Who said, “A nickel ain’t worth a dime anymore”? It was the New York Yankee catcher Yogi Berra who passed away three years ago at ninety. USA Today.
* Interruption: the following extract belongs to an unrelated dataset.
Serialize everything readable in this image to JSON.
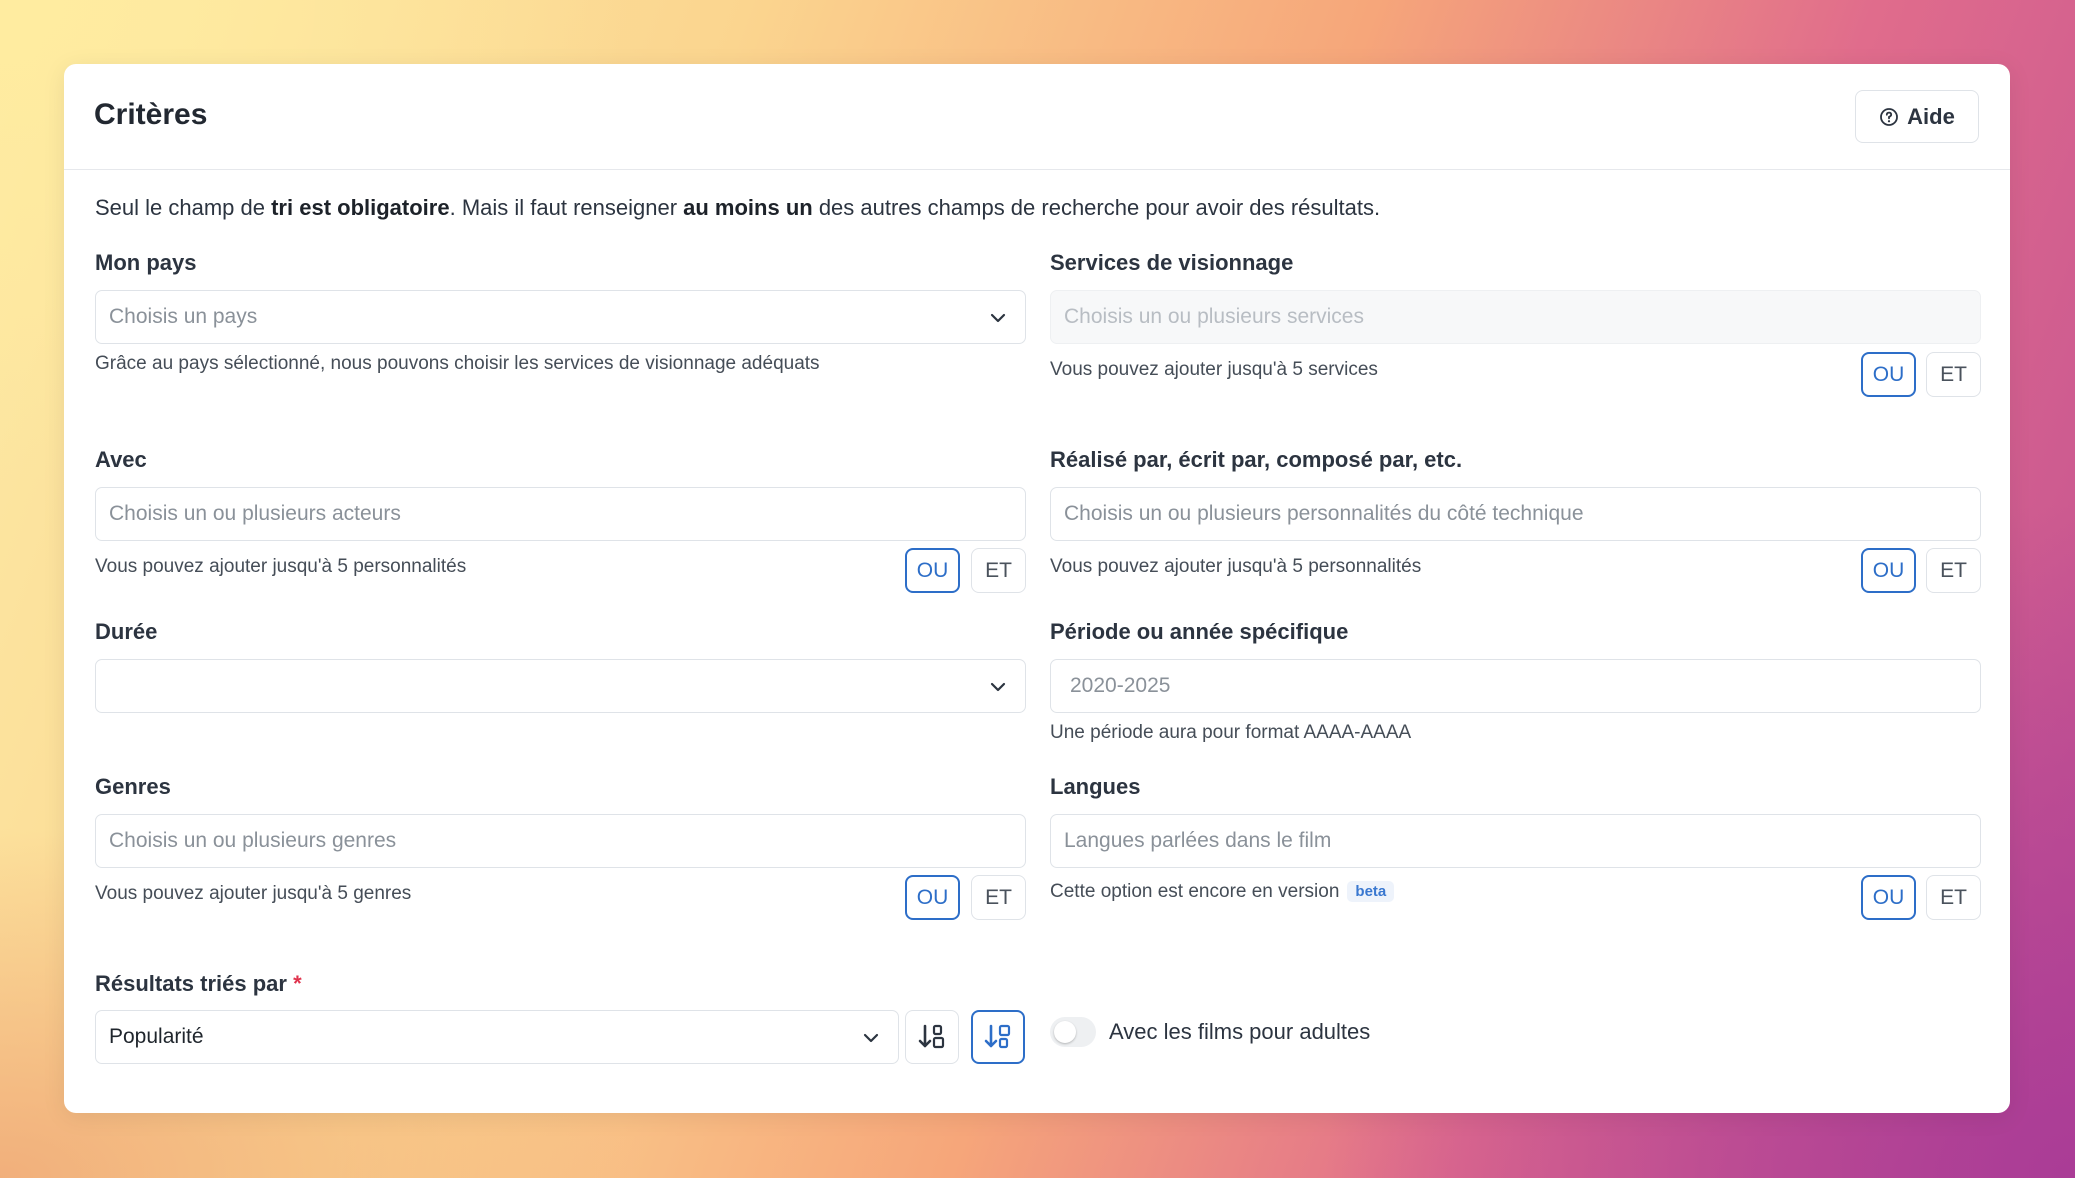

Gabe Lacques, USA Today Sports, writes Baseball legend Berra, “an American original, ‘dies at 90. When a Hall of Fame athlete dies, and it’s suggested there will never be another like him or her, some suspension of disbelief is required. In the case of Yogi Berra, that claim almost certainly is accurate. Berra died at his New Jersey home, four months after his 90th birthday and nearly 70 years after he first thrust himself into the USA’s collective conscience. Berra was a 10-time World Series champion with the New York Yankees, a three-time American League MVP and a 15-time All Star catcher who earned election to the Hall of Fame in 1972. Yet Berra’s legacy was forged not on clutch playoff performances but rather a kindness of heart and a subtle wit that spawned dozens of “Yogi-isms” that resonate today. “Yogi Berra was an American original – a Hall of Famer and humble veteran; prolific jokester and jovial prophet, “President Obama said in a statement. “He epitomized what it meant to be a sportsman and a citizen, with a bit heart, competitive spirit, and a selfless desire to open baseball to everyone, no matter their background.” Berra’s death – he’d remained increasingly out of the public eye since suffering a fall at his home in 2010- provoked an outpouring of remembrances. Many involved his most legendary of quips, with “it ain’t over ‘til it’s over” the most famous, and perhaps “Nobody goes there anymore; it’s too crowded” the most relatable. His saying often came tailored for the recipient. Hall of Fame catcher Johnny Bench shared on Twitter a telegram Berra sent him after Bench broke his record for home runs by a catcher. “I always thought the record would stand until it was broken,” Berra wrote on July 16, 1980. “we’re losing a great man, and I’m losing a great friend, former Yankees pitcher Ron Guidry said in a statement. “all I know is every time I hear the word ‘baseball, “I think of Yogi.”